VCG followed a similar path to DF in having a stellar DOS product (Tempware-V). Issues for VCG were:
1) The new version Pointwing, never really taking off
2) Outsides investors: Being heavily invested in by VC’s (last round was $5MM in 2007). I think decisions were forced to be made because of the financial numbers as opposed to market demands and changes. Decisions had to be made to accommodate the investors. During this recession, it wasn’t a time for VCG to dramatically cut back, but the investors required it. As of today, VCG has dramatically more users than Avionté, but we have as many staff as they did.
What it means to Avionté and the industry
Most of my staff asked me directly what this means to us. Without giving too much away, hopefully, this transaction is a very positive development for Avionté. Here are some fundamental truths with acquisitions, no matter the spin
1) Fewer new sales for VCG: While we hadn’t run against them much lately, Staff Suite is still a very valid option for staffing companies. Many staffing companies will not choose Staff Suite simply due to the uncertain future

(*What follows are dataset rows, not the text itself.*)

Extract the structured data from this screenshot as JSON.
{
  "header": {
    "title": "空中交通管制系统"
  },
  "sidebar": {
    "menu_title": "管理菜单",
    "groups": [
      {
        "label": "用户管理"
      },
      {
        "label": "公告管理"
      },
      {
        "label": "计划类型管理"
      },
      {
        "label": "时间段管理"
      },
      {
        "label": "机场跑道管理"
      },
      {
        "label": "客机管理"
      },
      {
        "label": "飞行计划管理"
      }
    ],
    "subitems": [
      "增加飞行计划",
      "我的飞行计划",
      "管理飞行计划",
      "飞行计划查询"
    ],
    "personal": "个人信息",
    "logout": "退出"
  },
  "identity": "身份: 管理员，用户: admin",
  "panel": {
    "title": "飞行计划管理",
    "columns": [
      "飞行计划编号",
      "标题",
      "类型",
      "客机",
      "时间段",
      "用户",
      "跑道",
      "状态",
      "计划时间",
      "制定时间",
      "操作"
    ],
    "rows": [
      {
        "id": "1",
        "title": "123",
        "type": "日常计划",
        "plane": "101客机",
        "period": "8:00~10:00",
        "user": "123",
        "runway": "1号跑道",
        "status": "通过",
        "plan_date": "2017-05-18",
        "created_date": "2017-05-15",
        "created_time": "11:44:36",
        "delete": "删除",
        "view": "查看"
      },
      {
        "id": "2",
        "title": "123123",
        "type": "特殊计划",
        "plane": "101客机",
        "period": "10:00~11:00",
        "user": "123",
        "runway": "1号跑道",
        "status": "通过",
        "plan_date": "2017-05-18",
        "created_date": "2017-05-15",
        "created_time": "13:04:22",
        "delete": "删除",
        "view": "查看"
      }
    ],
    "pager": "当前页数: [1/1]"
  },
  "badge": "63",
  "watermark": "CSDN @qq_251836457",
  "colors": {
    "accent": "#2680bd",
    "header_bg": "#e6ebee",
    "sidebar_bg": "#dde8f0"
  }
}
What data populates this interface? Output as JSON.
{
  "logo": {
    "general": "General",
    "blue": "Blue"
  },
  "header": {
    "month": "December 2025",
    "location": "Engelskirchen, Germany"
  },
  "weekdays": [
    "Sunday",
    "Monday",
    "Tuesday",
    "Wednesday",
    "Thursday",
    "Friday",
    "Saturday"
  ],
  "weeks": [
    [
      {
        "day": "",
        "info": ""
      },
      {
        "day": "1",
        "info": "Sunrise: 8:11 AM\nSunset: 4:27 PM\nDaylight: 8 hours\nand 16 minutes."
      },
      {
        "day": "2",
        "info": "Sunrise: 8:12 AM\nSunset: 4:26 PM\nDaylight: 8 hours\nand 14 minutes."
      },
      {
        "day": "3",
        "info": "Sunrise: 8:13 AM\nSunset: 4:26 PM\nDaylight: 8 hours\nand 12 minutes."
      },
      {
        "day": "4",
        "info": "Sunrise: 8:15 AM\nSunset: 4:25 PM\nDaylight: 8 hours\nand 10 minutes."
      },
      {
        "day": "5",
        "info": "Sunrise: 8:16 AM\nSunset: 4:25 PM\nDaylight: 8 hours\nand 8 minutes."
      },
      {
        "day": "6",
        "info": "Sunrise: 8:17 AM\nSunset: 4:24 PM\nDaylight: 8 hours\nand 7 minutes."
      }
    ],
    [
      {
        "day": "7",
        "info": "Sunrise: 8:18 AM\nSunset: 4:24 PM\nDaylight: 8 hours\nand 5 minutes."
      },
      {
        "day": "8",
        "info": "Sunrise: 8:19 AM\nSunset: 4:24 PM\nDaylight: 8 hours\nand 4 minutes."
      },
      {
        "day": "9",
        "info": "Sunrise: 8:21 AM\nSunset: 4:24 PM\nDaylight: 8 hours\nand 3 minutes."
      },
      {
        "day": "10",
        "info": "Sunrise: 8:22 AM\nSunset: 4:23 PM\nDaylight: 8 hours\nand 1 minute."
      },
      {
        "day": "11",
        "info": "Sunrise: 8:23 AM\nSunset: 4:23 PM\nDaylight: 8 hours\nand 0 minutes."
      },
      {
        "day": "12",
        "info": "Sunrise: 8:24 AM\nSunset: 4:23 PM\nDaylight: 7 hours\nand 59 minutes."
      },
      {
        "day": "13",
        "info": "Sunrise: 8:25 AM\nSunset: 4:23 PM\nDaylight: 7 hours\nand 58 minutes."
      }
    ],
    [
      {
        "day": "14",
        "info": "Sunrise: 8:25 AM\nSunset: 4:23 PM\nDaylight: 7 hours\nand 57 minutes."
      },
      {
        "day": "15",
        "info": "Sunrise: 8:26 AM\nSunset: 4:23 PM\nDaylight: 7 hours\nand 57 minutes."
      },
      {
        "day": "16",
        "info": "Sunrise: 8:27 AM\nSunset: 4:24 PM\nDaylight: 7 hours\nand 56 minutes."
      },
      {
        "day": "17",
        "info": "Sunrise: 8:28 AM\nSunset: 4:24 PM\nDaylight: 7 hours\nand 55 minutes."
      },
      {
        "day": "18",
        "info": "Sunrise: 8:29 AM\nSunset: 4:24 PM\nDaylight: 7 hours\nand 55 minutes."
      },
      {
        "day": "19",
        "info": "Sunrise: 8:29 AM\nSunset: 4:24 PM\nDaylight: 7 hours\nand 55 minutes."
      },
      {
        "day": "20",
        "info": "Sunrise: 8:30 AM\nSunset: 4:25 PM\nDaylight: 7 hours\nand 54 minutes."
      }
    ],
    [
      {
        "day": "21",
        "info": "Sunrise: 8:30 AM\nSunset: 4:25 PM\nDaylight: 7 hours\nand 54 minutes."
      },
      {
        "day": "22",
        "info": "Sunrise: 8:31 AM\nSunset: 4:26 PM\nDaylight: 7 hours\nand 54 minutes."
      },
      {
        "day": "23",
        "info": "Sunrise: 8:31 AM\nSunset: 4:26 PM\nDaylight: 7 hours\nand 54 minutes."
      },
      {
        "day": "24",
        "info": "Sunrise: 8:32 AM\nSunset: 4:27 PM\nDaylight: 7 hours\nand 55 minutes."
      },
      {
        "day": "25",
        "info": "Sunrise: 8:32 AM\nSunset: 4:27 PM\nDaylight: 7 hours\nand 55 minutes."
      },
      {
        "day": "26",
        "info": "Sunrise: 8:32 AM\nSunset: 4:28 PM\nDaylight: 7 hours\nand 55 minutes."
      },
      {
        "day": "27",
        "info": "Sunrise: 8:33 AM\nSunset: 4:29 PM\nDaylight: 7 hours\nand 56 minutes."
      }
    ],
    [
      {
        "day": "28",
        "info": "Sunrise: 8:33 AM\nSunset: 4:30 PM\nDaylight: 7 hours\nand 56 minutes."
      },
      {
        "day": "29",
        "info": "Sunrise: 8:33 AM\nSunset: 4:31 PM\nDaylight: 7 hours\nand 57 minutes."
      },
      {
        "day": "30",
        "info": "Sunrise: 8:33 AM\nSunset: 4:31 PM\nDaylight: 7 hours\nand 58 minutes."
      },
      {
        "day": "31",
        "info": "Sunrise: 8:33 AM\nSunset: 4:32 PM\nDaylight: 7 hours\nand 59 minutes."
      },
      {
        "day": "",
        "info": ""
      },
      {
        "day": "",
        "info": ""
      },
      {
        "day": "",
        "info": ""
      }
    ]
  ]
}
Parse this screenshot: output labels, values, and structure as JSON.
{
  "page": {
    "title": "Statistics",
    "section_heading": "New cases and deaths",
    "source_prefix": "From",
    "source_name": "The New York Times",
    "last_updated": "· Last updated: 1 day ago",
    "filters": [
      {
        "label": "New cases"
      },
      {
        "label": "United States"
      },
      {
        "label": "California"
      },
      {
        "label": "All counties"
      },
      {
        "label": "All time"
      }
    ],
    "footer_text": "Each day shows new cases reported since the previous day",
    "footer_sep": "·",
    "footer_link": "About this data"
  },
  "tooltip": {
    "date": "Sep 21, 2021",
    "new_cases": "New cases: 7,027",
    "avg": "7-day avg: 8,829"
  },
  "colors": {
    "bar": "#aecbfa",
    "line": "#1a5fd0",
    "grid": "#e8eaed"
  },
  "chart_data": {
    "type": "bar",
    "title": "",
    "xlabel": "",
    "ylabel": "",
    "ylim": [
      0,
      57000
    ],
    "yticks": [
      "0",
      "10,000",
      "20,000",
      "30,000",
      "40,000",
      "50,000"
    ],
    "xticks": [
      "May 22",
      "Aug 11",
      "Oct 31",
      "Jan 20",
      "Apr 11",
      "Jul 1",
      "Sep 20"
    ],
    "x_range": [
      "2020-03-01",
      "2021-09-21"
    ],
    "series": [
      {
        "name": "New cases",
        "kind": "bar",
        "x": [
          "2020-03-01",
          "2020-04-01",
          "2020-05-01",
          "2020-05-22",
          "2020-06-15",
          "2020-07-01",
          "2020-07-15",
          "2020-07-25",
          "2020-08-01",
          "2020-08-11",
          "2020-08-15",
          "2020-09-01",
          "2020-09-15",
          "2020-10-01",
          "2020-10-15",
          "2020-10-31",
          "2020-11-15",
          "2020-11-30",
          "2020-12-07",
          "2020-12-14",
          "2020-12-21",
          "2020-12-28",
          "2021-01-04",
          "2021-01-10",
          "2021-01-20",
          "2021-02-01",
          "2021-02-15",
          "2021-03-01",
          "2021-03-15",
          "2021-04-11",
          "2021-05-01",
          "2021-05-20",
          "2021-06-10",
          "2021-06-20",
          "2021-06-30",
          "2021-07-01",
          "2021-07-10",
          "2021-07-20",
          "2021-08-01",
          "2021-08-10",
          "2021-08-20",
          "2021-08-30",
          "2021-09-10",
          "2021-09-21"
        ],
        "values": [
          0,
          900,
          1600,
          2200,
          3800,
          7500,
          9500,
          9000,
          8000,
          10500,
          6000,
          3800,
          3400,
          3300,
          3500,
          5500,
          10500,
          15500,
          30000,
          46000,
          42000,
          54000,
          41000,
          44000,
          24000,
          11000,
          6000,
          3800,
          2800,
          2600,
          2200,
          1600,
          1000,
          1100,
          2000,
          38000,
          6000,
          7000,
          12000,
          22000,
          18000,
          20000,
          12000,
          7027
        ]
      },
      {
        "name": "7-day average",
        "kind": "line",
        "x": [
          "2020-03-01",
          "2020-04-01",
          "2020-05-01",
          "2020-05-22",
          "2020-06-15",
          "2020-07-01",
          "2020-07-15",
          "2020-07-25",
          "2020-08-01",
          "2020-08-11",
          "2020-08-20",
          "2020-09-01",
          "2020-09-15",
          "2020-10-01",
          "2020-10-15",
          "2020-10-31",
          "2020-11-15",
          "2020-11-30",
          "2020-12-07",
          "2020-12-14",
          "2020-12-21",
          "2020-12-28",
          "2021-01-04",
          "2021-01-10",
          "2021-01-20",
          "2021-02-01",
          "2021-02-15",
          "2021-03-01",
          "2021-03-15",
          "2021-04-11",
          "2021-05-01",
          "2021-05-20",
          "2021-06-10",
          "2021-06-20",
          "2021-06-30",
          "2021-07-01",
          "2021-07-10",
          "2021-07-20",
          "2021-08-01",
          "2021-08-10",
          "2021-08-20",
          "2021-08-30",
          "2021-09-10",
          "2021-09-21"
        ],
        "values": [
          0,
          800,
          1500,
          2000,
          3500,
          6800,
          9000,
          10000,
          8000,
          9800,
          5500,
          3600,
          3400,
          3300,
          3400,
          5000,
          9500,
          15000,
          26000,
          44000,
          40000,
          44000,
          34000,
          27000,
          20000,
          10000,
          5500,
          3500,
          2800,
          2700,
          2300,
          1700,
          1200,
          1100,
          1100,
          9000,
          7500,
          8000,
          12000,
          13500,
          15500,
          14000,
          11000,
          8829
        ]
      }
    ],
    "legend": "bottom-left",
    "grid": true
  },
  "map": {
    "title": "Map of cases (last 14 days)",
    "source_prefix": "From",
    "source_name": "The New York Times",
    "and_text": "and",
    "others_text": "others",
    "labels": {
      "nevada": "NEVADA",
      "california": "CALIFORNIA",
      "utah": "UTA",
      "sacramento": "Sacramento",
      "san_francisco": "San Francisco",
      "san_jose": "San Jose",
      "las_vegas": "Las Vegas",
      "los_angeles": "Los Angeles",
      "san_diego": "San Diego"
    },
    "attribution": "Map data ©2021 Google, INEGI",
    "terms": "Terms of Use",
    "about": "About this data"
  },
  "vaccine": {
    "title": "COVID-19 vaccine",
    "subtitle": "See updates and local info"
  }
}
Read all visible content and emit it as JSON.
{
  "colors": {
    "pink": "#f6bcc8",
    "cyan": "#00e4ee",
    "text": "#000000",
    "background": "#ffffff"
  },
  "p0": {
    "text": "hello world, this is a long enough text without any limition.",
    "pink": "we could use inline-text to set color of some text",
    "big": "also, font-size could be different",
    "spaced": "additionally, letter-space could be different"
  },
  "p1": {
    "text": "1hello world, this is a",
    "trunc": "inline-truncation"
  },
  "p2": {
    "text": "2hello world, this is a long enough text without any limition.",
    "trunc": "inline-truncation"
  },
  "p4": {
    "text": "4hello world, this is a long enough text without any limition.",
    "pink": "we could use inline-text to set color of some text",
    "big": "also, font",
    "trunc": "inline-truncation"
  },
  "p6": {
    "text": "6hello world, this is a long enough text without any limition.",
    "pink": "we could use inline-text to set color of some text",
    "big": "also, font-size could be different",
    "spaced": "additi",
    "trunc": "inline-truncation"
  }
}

2) VCG – little new development. It’s unlikely there will be any ADDITIONAL development on VCG’s product besides what is already in progress. I don’t believe Bond will send over 10 new developers to work on the product.
3) Fewer upgrades to new VCG products: All software competitors battle against the incumbent system. Relationships have been established; knowledge of the business and typically it should cost less to upgrade to a new product than purchase a whole new system (both in dollars and time).
4) Staff: Subtle point, but there probably will be some turnover of high end, talented employees for fear of the future. Not only does this slow VCG’s growth but is an opportunity for competitors to pick up talented and trained employees
5) Relative appearance of the Bond Conglomerate: Based on the press releases, no staffing company should even consider an alternative system based on the suite of software packages Bond has. Fundamentally, though, people buy from people and I don’t think companies will buy VCG or eEmpACT simply because they are a part of the Bond Conglomerate.
The question of the day for me, though, is what is the Go-Forward product? If VCG was doing very well, I don’t see why their investors would have wanted to sell. If they aren’t doing well – how long will Bond powers, especially being a publically traded company, continue to fully support VCG products? (Aren’t there like 5 of them?) I see this like GM in a way – their proposition statement is “we don’t care which system you like, just buy one of ours”.
Here is a great question to ask yourself: IF this was such a great deal for VCG users – and well, Bond in general – why would they announce this AFTER the ASA show? Wouldn’t you do it before?
So – I truly feel this acquisition will be a great thing for Avionté. I believe it was also a great sale for VCG’s investors, by the way.